Exercise details: Go through the listing below and work out how many lines hold "image"; reply with the figure alone.

Supplied information:
+ + + +
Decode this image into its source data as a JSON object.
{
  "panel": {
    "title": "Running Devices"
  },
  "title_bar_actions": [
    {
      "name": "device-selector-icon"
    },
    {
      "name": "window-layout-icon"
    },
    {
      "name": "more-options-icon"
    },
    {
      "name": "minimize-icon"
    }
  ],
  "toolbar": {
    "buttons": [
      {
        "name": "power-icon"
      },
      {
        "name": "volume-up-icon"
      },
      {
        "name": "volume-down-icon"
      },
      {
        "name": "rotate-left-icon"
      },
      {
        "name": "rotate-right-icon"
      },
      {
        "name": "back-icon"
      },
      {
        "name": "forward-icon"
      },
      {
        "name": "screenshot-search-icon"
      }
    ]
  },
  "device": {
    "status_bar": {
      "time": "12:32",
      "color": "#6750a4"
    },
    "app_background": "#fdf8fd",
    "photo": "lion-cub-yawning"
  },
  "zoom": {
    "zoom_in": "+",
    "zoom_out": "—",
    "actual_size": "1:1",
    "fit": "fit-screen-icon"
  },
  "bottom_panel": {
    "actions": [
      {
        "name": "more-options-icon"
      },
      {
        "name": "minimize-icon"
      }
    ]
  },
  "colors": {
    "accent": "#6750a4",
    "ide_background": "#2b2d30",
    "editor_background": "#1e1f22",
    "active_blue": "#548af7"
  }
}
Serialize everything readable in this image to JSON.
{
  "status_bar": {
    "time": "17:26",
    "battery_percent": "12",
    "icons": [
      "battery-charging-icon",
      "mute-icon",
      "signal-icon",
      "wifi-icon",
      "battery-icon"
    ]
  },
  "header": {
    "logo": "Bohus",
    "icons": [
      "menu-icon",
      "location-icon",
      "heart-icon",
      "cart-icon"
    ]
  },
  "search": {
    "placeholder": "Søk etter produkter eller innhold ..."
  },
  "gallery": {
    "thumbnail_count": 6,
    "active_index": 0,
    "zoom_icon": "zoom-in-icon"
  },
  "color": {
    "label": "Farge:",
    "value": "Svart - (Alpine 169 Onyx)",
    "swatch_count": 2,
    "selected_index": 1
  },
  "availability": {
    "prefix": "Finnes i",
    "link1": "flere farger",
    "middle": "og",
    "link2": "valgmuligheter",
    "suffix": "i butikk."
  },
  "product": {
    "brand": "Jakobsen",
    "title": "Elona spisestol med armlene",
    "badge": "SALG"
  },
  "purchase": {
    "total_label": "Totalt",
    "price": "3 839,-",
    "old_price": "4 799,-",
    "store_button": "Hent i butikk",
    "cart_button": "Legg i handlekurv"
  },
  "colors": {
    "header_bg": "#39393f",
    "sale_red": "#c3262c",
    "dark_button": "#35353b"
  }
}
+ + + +
Reply to the exercise: 2